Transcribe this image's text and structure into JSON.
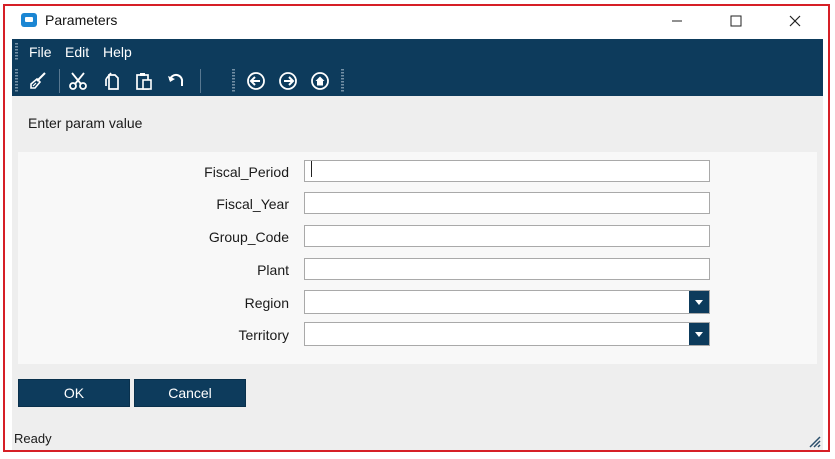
{
  "window": {
    "title": "Parameters",
    "minimize_icon": "minimize-icon",
    "maximize_icon": "maximize-icon",
    "close_icon": "close-icon"
  },
  "menu": {
    "items": [
      "File",
      "Edit",
      "Help"
    ]
  },
  "toolbar": {
    "icons": [
      "broom-icon",
      "cut-icon",
      "copy-icon",
      "paste-icon",
      "undo-icon",
      "back-icon",
      "forward-icon",
      "home-icon"
    ]
  },
  "prompt": {
    "text": "Enter param value"
  },
  "fields": [
    {
      "label": "Fiscal_Period",
      "type": "text",
      "value": ""
    },
    {
      "label": "Fiscal_Year",
      "type": "text",
      "value": ""
    },
    {
      "label": "Group_Code",
      "type": "text",
      "value": ""
    },
    {
      "label": "Plant",
      "type": "text",
      "value": ""
    },
    {
      "label": "Region",
      "type": "select",
      "value": ""
    },
    {
      "label": "Territory",
      "type": "select",
      "value": ""
    }
  ],
  "buttons": {
    "ok": "OK",
    "cancel": "Cancel"
  },
  "status": {
    "text": "Ready"
  },
  "colors": {
    "accent": "#0d3b5c",
    "frame_border": "#d61f26",
    "panel_bg": "#eeeeee"
  }
}
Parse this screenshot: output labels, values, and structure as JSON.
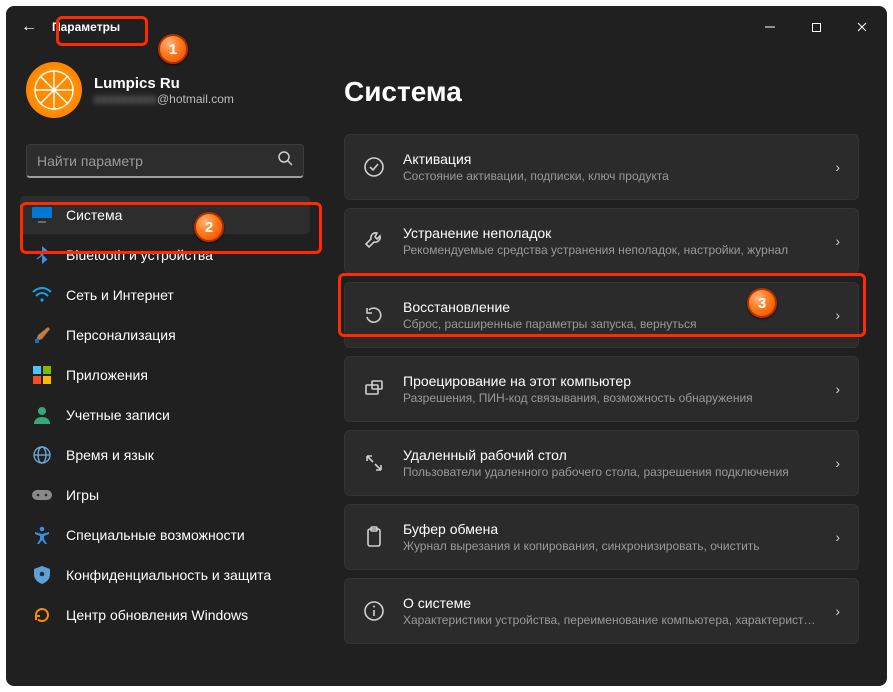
{
  "window": {
    "app_title": "Параметры",
    "controls": {
      "min": "—",
      "max": "▢",
      "close": "✕"
    },
    "back_glyph": "←"
  },
  "profile": {
    "name": "Lumpics Ru",
    "email_visible": "@hotmail.com"
  },
  "search": {
    "placeholder": "Найти параметр"
  },
  "sidebar": {
    "items": [
      {
        "icon": "monitor-icon",
        "label": "Система",
        "selected": true
      },
      {
        "icon": "bluetooth-icon",
        "label": "Bluetooth и устройства"
      },
      {
        "icon": "wifi-icon",
        "label": "Сеть и Интернет"
      },
      {
        "icon": "brush-icon",
        "label": "Персонализация"
      },
      {
        "icon": "apps-icon",
        "label": "Приложения"
      },
      {
        "icon": "person-icon",
        "label": "Учетные записи"
      },
      {
        "icon": "globe-clock-icon",
        "label": "Время и язык"
      },
      {
        "icon": "gamepad-icon",
        "label": "Игры"
      },
      {
        "icon": "accessibility-icon",
        "label": "Специальные возможности"
      },
      {
        "icon": "shield-icon",
        "label": "Конфиденциальность и защита"
      },
      {
        "icon": "windows-update-icon",
        "label": "Центр обновления Windows"
      }
    ]
  },
  "main": {
    "title": "Система",
    "cards": [
      {
        "icon": "check-circle-icon",
        "title": "Активация",
        "desc": "Состояние активации, подписки, ключ продукта"
      },
      {
        "icon": "wrench-icon",
        "title": "Устранение неполадок",
        "desc": "Рекомендуемые средства устранения неполадок, настройки, журнал"
      },
      {
        "icon": "recovery-icon",
        "title": "Восстановление",
        "desc": "Сброс, расширенные параметры запуска, вернуться"
      },
      {
        "icon": "project-icon",
        "title": "Проецирование на этот компьютер",
        "desc": "Разрешения, ПИН-код связывания, возможность обнаружения"
      },
      {
        "icon": "remote-icon",
        "title": "Удаленный рабочий стол",
        "desc": "Пользователи удаленного рабочего стола, разрешения подключения"
      },
      {
        "icon": "clipboard-icon",
        "title": "Буфер обмена",
        "desc": "Журнал вырезания и копирования, синхронизировать, очистить"
      },
      {
        "icon": "info-icon",
        "title": "О системе",
        "desc": "Характеристики устройства, переименование компьютера, характеристики Windows"
      }
    ]
  },
  "annotations": {
    "badges": [
      "1",
      "2",
      "3"
    ]
  },
  "colors": {
    "bg": "#202020",
    "card": "#2b2b2b",
    "accent": "#4cc2ff",
    "anno": "#ff2a00"
  }
}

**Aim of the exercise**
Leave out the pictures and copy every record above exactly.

**Written reply**
Transcribe this image's text and structure into JSON.
{
  "window": {
    "title": "Parameters",
    "minimize_icon": "minimize-icon",
    "maximize_icon": "maximize-icon",
    "close_icon": "close-icon"
  },
  "menu": {
    "items": [
      "File",
      "Edit",
      "Help"
    ]
  },
  "toolbar": {
    "icons": [
      "broom-icon",
      "cut-icon",
      "copy-icon",
      "paste-icon",
      "undo-icon",
      "back-icon",
      "forward-icon",
      "home-icon"
    ]
  },
  "prompt": {
    "text": "Enter param value"
  },
  "fields": [
    {
      "label": "Fiscal_Period",
      "type": "text",
      "value": ""
    },
    {
      "label": "Fiscal_Year",
      "type": "text",
      "value": ""
    },
    {
      "label": "Group_Code",
      "type": "text",
      "value": ""
    },
    {
      "label": "Plant",
      "type": "text",
      "value": ""
    },
    {
      "label": "Region",
      "type": "select",
      "value": ""
    },
    {
      "label": "Territory",
      "type": "select",
      "value": ""
    }
  ],
  "buttons": {
    "ok": "OK",
    "cancel": "Cancel"
  },
  "status": {
    "text": "Ready"
  },
  "colors": {
    "accent": "#0d3b5c",
    "frame_border": "#d61f26",
    "panel_bg": "#eeeeee"
  }
}
Parse this screenshot: output labels, values, and structure as JSON.
{
  "window": {
    "app_title": "Параметры",
    "controls": {
      "min": "—",
      "max": "▢",
      "close": "✕"
    },
    "back_glyph": "←"
  },
  "profile": {
    "name": "Lumpics Ru",
    "email_visible": "@hotmail.com"
  },
  "search": {
    "placeholder": "Найти параметр"
  },
  "sidebar": {
    "items": [
      {
        "icon": "monitor-icon",
        "label": "Система",
        "selected": true
      },
      {
        "icon": "bluetooth-icon",
        "label": "Bluetooth и устройства"
      },
      {
        "icon": "wifi-icon",
        "label": "Сеть и Интернет"
      },
      {
        "icon": "brush-icon",
        "label": "Персонализация"
      },
      {
        "icon": "apps-icon",
        "label": "Приложения"
      },
      {
        "icon": "person-icon",
        "label": "Учетные записи"
      },
      {
        "icon": "globe-clock-icon",
        "label": "Время и язык"
      },
      {
        "icon": "gamepad-icon",
        "label": "Игры"
      },
      {
        "icon": "accessibility-icon",
        "label": "Специальные возможности"
      },
      {
        "icon": "shield-icon",
        "label": "Конфиденциальность и защита"
      },
      {
        "icon": "windows-update-icon",
        "label": "Центр обновления Windows"
      }
    ]
  },
  "main": {
    "title": "Система",
    "cards": [
      {
        "icon": "check-circle-icon",
        "title": "Активация",
        "desc": "Состояние активации, подписки, ключ продукта"
      },
      {
        "icon": "wrench-icon",
        "title": "Устранение неполадок",
        "desc": "Рекомендуемые средства устранения неполадок, настройки, журнал"
      },
      {
        "icon": "recovery-icon",
        "title": "Восстановление",
        "desc": "Сброс, расширенные параметры запуска, вернуться"
      },
      {
        "icon": "project-icon",
        "title": "Проецирование на этот компьютер",
        "desc": "Разрешения, ПИН-код связывания, возможность обнаружения"
      },
      {
        "icon": "remote-icon",
        "title": "Удаленный рабочий стол",
        "desc": "Пользователи удаленного рабочего стола, разрешения подключения"
      },
      {
        "icon": "clipboard-icon",
        "title": "Буфер обмена",
        "desc": "Журнал вырезания и копирования, синхронизировать, очистить"
      },
      {
        "icon": "info-icon",
        "title": "О системе",
        "desc": "Характеристики устройства, переименование компьютера, характеристики Windows"
      }
    ]
  },
  "annotations": {
    "badges": [
      "1",
      "2",
      "3"
    ]
  },
  "colors": {
    "bg": "#202020",
    "card": "#2b2b2b",
    "accent": "#4cc2ff",
    "anno": "#ff2a00"
  }
}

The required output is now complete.